**Problem to work on:** Please state how many lines in the records below contain the word "value", giving only the number.

[Excerpts from a dataset]
* * * * * * *
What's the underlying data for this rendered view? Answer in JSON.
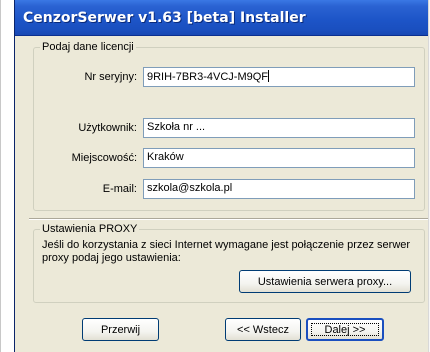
{
  "window": {
    "title": "CenzorSerwer v1.63 [beta] Installer"
  },
  "license_group": {
    "legend": "Podaj dane licencji",
    "fields": [
      {
        "label": "Nr seryjny:",
        "value": "9RIH-7BR3-4VCJ-M9QF"
      },
      {
        "label": "Użytkownik:",
        "value": "Szkoła nr ..."
      },
      {
        "label": "Miejscowość:",
        "value": "Kraków"
      },
      {
        "label": "E-mail:",
        "value": "szkola@szkola.pl"
      }
    ]
  },
  "proxy_group": {
    "legend": "Ustawienia PROXY",
    "description": "Jeśli do korzystania z sieci Internet wymagane jest połączenie przez serwer proxy podaj jego ustawienia:",
    "button_label": "Ustawienia serwera proxy..."
  },
  "footer": {
    "cancel_label": "Przerwij",
    "back_label": "<< Wstecz",
    "next_label": "Dalej >>"
  }
}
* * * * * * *
**Reply to the exercise:** 4